#### TASK DESCRIPTION
Print the records below verbatim.
THE DATA section start
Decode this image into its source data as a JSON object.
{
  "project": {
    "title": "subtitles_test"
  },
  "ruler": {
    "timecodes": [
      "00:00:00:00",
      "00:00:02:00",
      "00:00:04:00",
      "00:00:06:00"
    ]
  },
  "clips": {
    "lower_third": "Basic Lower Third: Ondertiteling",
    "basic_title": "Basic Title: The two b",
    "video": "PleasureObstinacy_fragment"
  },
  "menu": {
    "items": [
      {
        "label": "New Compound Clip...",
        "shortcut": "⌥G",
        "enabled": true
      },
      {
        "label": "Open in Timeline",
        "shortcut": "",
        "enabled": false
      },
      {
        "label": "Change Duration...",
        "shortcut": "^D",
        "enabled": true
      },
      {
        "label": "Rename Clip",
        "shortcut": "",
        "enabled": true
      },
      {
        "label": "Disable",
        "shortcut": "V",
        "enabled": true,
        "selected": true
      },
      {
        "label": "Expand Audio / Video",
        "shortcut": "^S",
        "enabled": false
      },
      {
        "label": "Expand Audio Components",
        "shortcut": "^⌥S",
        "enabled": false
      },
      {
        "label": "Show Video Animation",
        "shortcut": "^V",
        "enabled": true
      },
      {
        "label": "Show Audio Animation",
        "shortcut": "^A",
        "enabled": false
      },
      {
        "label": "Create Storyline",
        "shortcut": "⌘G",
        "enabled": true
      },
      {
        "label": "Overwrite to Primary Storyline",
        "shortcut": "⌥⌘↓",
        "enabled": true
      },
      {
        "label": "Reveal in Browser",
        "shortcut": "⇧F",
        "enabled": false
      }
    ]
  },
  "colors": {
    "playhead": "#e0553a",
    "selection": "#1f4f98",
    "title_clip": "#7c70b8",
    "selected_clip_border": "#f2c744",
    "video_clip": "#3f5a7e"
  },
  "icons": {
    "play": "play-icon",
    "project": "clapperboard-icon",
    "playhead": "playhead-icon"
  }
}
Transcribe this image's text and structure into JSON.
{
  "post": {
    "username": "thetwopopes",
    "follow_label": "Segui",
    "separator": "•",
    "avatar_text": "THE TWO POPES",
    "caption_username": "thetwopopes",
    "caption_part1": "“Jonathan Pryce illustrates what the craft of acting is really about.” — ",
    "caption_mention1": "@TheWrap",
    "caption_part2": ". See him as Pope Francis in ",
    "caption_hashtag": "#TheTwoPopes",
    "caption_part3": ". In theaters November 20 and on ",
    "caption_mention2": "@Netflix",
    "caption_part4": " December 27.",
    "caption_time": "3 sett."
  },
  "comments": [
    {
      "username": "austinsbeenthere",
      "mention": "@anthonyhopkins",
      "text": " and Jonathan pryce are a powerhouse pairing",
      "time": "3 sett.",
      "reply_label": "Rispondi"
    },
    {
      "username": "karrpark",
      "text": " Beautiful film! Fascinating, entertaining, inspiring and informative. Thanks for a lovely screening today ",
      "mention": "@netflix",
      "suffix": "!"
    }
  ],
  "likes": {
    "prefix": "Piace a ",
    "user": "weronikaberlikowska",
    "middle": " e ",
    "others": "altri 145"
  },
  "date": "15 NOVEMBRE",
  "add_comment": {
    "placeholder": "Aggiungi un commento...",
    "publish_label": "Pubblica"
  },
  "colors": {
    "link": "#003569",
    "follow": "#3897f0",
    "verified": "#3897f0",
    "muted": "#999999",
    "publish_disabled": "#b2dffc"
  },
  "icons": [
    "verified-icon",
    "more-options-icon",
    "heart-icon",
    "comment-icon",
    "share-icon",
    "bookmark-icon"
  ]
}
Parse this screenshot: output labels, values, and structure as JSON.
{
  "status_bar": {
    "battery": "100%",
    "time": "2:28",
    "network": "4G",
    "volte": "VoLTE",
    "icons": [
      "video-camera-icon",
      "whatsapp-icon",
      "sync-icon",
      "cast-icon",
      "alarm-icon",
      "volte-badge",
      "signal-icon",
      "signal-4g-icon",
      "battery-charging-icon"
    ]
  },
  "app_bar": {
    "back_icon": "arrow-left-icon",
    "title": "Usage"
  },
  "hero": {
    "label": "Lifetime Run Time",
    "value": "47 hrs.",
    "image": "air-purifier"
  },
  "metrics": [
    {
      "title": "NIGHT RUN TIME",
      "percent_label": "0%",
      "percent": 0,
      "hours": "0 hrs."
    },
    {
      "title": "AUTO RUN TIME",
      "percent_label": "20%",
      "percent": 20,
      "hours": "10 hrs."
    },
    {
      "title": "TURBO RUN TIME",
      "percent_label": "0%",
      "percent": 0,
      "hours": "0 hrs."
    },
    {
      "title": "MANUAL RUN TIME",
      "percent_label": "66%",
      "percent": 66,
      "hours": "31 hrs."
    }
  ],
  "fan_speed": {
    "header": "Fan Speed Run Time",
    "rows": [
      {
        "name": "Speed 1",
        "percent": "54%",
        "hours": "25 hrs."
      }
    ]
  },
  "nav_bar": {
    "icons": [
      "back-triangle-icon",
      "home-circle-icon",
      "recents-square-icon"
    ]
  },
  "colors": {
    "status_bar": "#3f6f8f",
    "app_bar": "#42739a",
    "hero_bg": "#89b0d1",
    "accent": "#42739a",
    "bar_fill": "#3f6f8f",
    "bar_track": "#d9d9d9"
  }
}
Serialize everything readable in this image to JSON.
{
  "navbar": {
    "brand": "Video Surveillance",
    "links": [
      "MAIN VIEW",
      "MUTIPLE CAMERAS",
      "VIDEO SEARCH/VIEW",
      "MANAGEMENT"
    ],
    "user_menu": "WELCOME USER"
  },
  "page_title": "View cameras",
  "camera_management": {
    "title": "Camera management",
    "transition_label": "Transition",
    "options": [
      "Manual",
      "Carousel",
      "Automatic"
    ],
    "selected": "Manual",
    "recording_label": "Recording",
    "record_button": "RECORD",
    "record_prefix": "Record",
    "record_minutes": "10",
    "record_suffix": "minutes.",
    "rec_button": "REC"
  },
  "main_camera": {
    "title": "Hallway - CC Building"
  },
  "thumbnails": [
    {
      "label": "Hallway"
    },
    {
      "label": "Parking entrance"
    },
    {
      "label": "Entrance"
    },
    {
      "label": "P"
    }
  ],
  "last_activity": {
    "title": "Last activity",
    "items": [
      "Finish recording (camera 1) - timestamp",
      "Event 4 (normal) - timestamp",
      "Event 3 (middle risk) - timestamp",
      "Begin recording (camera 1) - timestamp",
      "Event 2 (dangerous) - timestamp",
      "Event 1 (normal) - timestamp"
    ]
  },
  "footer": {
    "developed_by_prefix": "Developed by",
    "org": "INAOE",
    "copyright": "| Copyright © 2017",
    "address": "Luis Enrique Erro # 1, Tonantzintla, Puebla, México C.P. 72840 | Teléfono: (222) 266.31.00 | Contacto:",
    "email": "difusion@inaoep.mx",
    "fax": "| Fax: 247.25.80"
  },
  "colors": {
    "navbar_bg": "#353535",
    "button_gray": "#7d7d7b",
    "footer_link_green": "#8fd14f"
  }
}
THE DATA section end
#### SOLUTION TO THE EXERCISE
Decode this image into its source data as a JSON object.
{
  "project": {
    "title": "subtitles_test"
  },
  "ruler": {
    "timecodes": [
      "00:00:00:00",
      "00:00:02:00",
      "00:00:04:00",
      "00:00:06:00"
    ]
  },
  "clips": {
    "lower_third": "Basic Lower Third: Ondertiteling",
    "basic_title": "Basic Title: The two b",
    "video": "PleasureObstinacy_fragment"
  },
  "menu": {
    "items": [
      {
        "label": "New Compound Clip...",
        "shortcut": "⌥G",
        "enabled": true
      },
      {
        "label": "Open in Timeline",
        "shortcut": "",
        "enabled": false
      },
      {
        "label": "Change Duration...",
        "shortcut": "^D",
        "enabled": true
      },
      {
        "label": "Rename Clip",
        "shortcut": "",
        "enabled": true
      },
      {
        "label": "Disable",
        "shortcut": "V",
        "enabled": true,
        "selected": true
      },
      {
        "label": "Expand Audio / Video",
        "shortcut": "^S",
        "enabled": false
      },
      {
        "label": "Expand Audio Components",
        "shortcut": "^⌥S",
        "enabled": false
      },
      {
        "label": "Show Video Animation",
        "shortcut": "^V",
        "enabled": true
      },
      {
        "label": "Show Audio Animation",
        "shortcut": "^A",
        "enabled": false
      },
      {
        "label": "Create Storyline",
        "shortcut": "⌘G",
        "enabled": true
      },
      {
        "label": "Overwrite to Primary Storyline",
        "shortcut": "⌥⌘↓",
        "enabled": true
      },
      {
        "label": "Reveal in Browser",
        "shortcut": "⇧F",
        "enabled": false
      }
    ]
  },
  "colors": {
    "playhead": "#e0553a",
    "selection": "#1f4f98",
    "title_clip": "#7c70b8",
    "selected_clip_border": "#f2c744",
    "video_clip": "#3f5a7e"
  },
  "icons": {
    "play": "play-icon",
    "project": "clapperboard-icon",
    "playhead": "playhead-icon"
  }
}
Transcribe this image's text and structure into JSON.
{
  "post": {
    "username": "thetwopopes",
    "follow_label": "Segui",
    "separator": "•",
    "avatar_text": "THE TWO POPES",
    "caption_username": "thetwopopes",
    "caption_part1": "“Jonathan Pryce illustrates what the craft of acting is really about.” — ",
    "caption_mention1": "@TheWrap",
    "caption_part2": ". See him as Pope Francis in ",
    "caption_hashtag": "#TheTwoPopes",
    "caption_part3": ". In theaters November 20 and on ",
    "caption_mention2": "@Netflix",
    "caption_part4": " December 27.",
    "caption_time": "3 sett."
  },
  "comments": [
    {
      "username": "austinsbeenthere",
      "mention": "@anthonyhopkins",
      "text": " and Jonathan pryce are a powerhouse pairing",
      "time": "3 sett.",
      "reply_label": "Rispondi"
    },
    {
      "username": "karrpark",
      "text": " Beautiful film! Fascinating, entertaining, inspiring and informative. Thanks for a lovely screening today ",
      "mention": "@netflix",
      "suffix": "!"
    }
  ],
  "likes": {
    "prefix": "Piace a ",
    "user": "weronikaberlikowska",
    "middle": " e ",
    "others": "altri 145"
  },
  "date": "15 NOVEMBRE",
  "add_comment": {
    "placeholder": "Aggiungi un commento...",
    "publish_label": "Pubblica"
  },
  "colors": {
    "link": "#003569",
    "follow": "#3897f0",
    "verified": "#3897f0",
    "muted": "#999999",
    "publish_disabled": "#b2dffc"
  },
  "icons": [
    "verified-icon",
    "more-options-icon",
    "heart-icon",
    "comment-icon",
    "share-icon",
    "bookmark-icon"
  ]
}
Parse this screenshot: output labels, values, and structure as JSON.
{
  "status_bar": {
    "battery": "100%",
    "time": "2:28",
    "network": "4G",
    "volte": "VoLTE",
    "icons": [
      "video-camera-icon",
      "whatsapp-icon",
      "sync-icon",
      "cast-icon",
      "alarm-icon",
      "volte-badge",
      "signal-icon",
      "signal-4g-icon",
      "battery-charging-icon"
    ]
  },
  "app_bar": {
    "back_icon": "arrow-left-icon",
    "title": "Usage"
  },
  "hero": {
    "label": "Lifetime Run Time",
    "value": "47 hrs.",
    "image": "air-purifier"
  },
  "metrics": [
    {
      "title": "NIGHT RUN TIME",
      "percent_label": "0%",
      "percent": 0,
      "hours": "0 hrs."
    },
    {
      "title": "AUTO RUN TIME",
      "percent_label": "20%",
      "percent": 20,
      "hours": "10 hrs."
    },
    {
      "title": "TURBO RUN TIME",
      "percent_label": "0%",
      "percent": 0,
      "hours": "0 hrs."
    },
    {
      "title": "MANUAL RUN TIME",
      "percent_label": "66%",
      "percent": 66,
      "hours": "31 hrs."
    }
  ],
  "fan_speed": {
    "header": "Fan Speed Run Time",
    "rows": [
      {
        "name": "Speed 1",
        "percent": "54%",
        "hours": "25 hrs."
      }
    ]
  },
  "nav_bar": {
    "icons": [
      "back-triangle-icon",
      "home-circle-icon",
      "recents-square-icon"
    ]
  },
  "colors": {
    "status_bar": "#3f6f8f",
    "app_bar": "#42739a",
    "hero_bg": "#89b0d1",
    "accent": "#42739a",
    "bar_fill": "#3f6f8f",
    "bar_track": "#d9d9d9"
  }
}
Serialize everything readable in this image to JSON.
{
  "navbar": {
    "brand": "Video Surveillance",
    "links": [
      "MAIN VIEW",
      "MUTIPLE CAMERAS",
      "VIDEO SEARCH/VIEW",
      "MANAGEMENT"
    ],
    "user_menu": "WELCOME USER"
  },
  "page_title": "View cameras",
  "camera_management": {
    "title": "Camera management",
    "transition_label": "Transition",
    "options": [
      "Manual",
      "Carousel",
      "Automatic"
    ],
    "selected": "Manual",
    "recording_label": "Recording",
    "record_button": "RECORD",
    "record_prefix": "Record",
    "record_minutes": "10",
    "record_suffix": "minutes.",
    "rec_button": "REC"
  },
  "main_camera": {
    "title": "Hallway - CC Building"
  },
  "thumbnails": [
    {
      "label": "Hallway"
    },
    {
      "label": "Parking entrance"
    },
    {
      "label": "Entrance"
    },
    {
      "label": "P"
    }
  ],
  "last_activity": {
    "title": "Last activity",
    "items": [
      "Finish recording (camera 1) - timestamp",
      "Event 4 (normal) - timestamp",
      "Event 3 (middle risk) - timestamp",
      "Begin recording (camera 1) - timestamp",
      "Event 2 (dangerous) - timestamp",
      "Event 1 (normal) - timestamp"
    ]
  },
  "footer": {
    "developed_by_prefix": "Developed by",
    "org": "INAOE",
    "copyright": "| Copyright © 2017",
    "address": "Luis Enrique Erro # 1, Tonantzintla, Puebla, México C.P. 72840 | Teléfono: (222) 266.31.00 | Contacto:",
    "email": "difusion@inaoep.mx",
    "fax": "| Fax: 247.25.80"
  },
  "colors": {
    "navbar_bg": "#353535",
    "button_gray": "#7d7d7b",
    "footer_link_green": "#8fd14f"
  }
}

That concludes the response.